[Instructions for the task]: Could you output the entire listing without altering anything?
··· Task input ···
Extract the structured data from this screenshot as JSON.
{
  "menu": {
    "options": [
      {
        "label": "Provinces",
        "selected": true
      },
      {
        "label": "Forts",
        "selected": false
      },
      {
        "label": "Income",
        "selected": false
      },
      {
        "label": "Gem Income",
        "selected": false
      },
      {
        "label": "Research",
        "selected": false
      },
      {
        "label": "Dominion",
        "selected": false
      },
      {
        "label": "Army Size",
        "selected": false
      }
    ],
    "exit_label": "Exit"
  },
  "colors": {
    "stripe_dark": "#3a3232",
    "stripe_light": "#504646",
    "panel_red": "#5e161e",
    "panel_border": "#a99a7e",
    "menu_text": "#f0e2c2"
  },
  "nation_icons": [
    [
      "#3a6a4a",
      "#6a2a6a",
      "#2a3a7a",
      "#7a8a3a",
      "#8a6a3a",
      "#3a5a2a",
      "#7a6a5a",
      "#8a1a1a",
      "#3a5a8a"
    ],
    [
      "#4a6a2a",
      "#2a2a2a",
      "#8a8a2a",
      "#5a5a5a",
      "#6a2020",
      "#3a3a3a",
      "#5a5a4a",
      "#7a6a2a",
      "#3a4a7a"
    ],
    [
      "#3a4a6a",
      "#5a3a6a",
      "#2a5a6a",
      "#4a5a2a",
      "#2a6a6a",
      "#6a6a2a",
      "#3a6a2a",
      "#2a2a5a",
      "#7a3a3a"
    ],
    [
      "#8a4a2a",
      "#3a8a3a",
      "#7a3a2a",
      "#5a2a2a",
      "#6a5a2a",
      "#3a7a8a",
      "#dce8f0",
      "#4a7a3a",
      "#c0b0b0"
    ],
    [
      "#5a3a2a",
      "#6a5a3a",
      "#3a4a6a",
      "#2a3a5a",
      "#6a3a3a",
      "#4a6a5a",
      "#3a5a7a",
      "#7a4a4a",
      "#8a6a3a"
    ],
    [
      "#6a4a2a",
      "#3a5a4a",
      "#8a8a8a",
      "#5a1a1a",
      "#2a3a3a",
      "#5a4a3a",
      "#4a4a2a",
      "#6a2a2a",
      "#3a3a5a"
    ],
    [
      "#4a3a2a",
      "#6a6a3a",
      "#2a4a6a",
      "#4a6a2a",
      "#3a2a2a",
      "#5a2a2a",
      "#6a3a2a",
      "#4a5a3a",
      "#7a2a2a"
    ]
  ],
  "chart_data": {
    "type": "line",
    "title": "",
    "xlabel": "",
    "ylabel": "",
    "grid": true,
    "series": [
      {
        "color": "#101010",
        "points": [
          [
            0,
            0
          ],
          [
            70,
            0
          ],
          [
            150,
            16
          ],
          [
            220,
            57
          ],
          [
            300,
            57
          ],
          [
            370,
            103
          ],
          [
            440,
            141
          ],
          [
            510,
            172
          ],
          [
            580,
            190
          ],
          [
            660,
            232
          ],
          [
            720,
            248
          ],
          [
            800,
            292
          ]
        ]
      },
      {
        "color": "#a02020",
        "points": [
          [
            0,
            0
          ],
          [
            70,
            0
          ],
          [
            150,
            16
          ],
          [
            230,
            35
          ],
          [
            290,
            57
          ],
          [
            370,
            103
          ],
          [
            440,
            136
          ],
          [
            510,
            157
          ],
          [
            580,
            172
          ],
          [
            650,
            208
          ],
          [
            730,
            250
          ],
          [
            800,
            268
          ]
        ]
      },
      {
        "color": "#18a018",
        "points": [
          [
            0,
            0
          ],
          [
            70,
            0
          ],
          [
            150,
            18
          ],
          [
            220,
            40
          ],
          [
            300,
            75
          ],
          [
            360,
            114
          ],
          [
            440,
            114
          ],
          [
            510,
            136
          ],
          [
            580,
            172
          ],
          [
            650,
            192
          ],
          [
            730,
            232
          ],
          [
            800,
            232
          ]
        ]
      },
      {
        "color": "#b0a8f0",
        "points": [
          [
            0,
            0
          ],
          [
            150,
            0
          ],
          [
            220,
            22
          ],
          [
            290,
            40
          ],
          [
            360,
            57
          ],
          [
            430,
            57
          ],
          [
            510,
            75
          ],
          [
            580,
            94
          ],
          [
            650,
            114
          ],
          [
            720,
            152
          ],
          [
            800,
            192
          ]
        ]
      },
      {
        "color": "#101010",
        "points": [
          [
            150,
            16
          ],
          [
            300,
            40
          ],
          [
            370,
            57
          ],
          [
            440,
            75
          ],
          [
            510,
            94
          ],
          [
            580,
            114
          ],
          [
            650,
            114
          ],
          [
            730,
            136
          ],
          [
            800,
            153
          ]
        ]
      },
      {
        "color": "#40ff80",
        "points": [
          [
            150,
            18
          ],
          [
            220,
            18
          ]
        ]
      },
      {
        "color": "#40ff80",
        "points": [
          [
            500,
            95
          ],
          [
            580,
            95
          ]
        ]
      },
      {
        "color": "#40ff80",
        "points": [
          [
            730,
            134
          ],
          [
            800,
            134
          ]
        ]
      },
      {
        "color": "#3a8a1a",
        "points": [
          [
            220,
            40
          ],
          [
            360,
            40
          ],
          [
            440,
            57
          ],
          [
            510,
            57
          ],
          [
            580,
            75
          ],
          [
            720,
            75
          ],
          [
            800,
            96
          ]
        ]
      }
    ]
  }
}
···
[Output of the task]:
Extract the structured data from this screenshot as JSON.
{
  "menu": {
    "options": [
      {
        "label": "Provinces",
        "selected": true
      },
      {
        "label": "Forts",
        "selected": false
      },
      {
        "label": "Income",
        "selected": false
      },
      {
        "label": "Gem Income",
        "selected": false
      },
      {
        "label": "Research",
        "selected": false
      },
      {
        "label": "Dominion",
        "selected": false
      },
      {
        "label": "Army Size",
        "selected": false
      }
    ],
    "exit_label": "Exit"
  },
  "colors": {
    "stripe_dark": "#3a3232",
    "stripe_light": "#504646",
    "panel_red": "#5e161e",
    "panel_border": "#a99a7e",
    "menu_text": "#f0e2c2"
  },
  "nation_icons": [
    [
      "#3a6a4a",
      "#6a2a6a",
      "#2a3a7a",
      "#7a8a3a",
      "#8a6a3a",
      "#3a5a2a",
      "#7a6a5a",
      "#8a1a1a",
      "#3a5a8a"
    ],
    [
      "#4a6a2a",
      "#2a2a2a",
      "#8a8a2a",
      "#5a5a5a",
      "#6a2020",
      "#3a3a3a",
      "#5a5a4a",
      "#7a6a2a",
      "#3a4a7a"
    ],
    [
      "#3a4a6a",
      "#5a3a6a",
      "#2a5a6a",
      "#4a5a2a",
      "#2a6a6a",
      "#6a6a2a",
      "#3a6a2a",
      "#2a2a5a",
      "#7a3a3a"
    ],
    [
      "#8a4a2a",
      "#3a8a3a",
      "#7a3a2a",
      "#5a2a2a",
      "#6a5a2a",
      "#3a7a8a",
      "#dce8f0",
      "#4a7a3a",
      "#c0b0b0"
    ],
    [
      "#5a3a2a",
      "#6a5a3a",
      "#3a4a6a",
      "#2a3a5a",
      "#6a3a3a",
      "#4a6a5a",
      "#3a5a7a",
      "#7a4a4a",
      "#8a6a3a"
    ],
    [
      "#6a4a2a",
      "#3a5a4a",
      "#8a8a8a",
      "#5a1a1a",
      "#2a3a3a",
      "#5a4a3a",
      "#4a4a2a",
      "#6a2a2a",
      "#3a3a5a"
    ],
    [
      "#4a3a2a",
      "#6a6a3a",
      "#2a4a6a",
      "#4a6a2a",
      "#3a2a2a",
      "#5a2a2a",
      "#6a3a2a",
      "#4a5a3a",
      "#7a2a2a"
    ]
  ],
  "chart_data": {
    "type": "line",
    "title": "",
    "xlabel": "",
    "ylabel": "",
    "grid": true,
    "series": [
      {
        "color": "#101010",
        "points": [
          [
            0,
            0
          ],
          [
            70,
            0
          ],
          [
            150,
            16
          ],
          [
            220,
            57
          ],
          [
            300,
            57
          ],
          [
            370,
            103
          ],
          [
            440,
            141
          ],
          [
            510,
            172
          ],
          [
            580,
            190
          ],
          [
            660,
            232
          ],
          [
            720,
            248
          ],
          [
            800,
            292
          ]
        ]
      },
      {
        "color": "#a02020",
        "points": [
          [
            0,
            0
          ],
          [
            70,
            0
          ],
          [
            150,
            16
          ],
          [
            230,
            35
          ],
          [
            290,
            57
          ],
          [
            370,
            103
          ],
          [
            440,
            136
          ],
          [
            510,
            157
          ],
          [
            580,
            172
          ],
          [
            650,
            208
          ],
          [
            730,
            250
          ],
          [
            800,
            268
          ]
        ]
      },
      {
        "color": "#18a018",
        "points": [
          [
            0,
            0
          ],
          [
            70,
            0
          ],
          [
            150,
            18
          ],
          [
            220,
            40
          ],
          [
            300,
            75
          ],
          [
            360,
            114
          ],
          [
            440,
            114
          ],
          [
            510,
            136
          ],
          [
            580,
            172
          ],
          [
            650,
            192
          ],
          [
            730,
            232
          ],
          [
            800,
            232
          ]
        ]
      },
      {
        "color": "#b0a8f0",
        "points": [
          [
            0,
            0
          ],
          [
            150,
            0
          ],
          [
            220,
            22
          ],
          [
            290,
            40
          ],
          [
            360,
            57
          ],
          [
            430,
            57
          ],
          [
            510,
            75
          ],
          [
            580,
            94
          ],
          [
            650,
            114
          ],
          [
            720,
            152
          ],
          [
            800,
            192
          ]
        ]
      },
      {
        "color": "#101010",
        "points": [
          [
            150,
            16
          ],
          [
            300,
            40
          ],
          [
            370,
            57
          ],
          [
            440,
            75
          ],
          [
            510,
            94
          ],
          [
            580,
            114
          ],
          [
            650,
            114
          ],
          [
            730,
            136
          ],
          [
            800,
            153
          ]
        ]
      },
      {
        "color": "#40ff80",
        "points": [
          [
            150,
            18
          ],
          [
            220,
            18
          ]
        ]
      },
      {
        "color": "#40ff80",
        "points": [
          [
            500,
            95
          ],
          [
            580,
            95
          ]
        ]
      },
      {
        "color": "#40ff80",
        "points": [
          [
            730,
            134
          ],
          [
            800,
            134
          ]
        ]
      },
      {
        "color": "#3a8a1a",
        "points": [
          [
            220,
            40
          ],
          [
            360,
            40
          ],
          [
            440,
            57
          ],
          [
            510,
            57
          ],
          [
            580,
            75
          ],
          [
            720,
            75
          ],
          [
            800,
            96
          ]
        ]
      }
    ]
  }
}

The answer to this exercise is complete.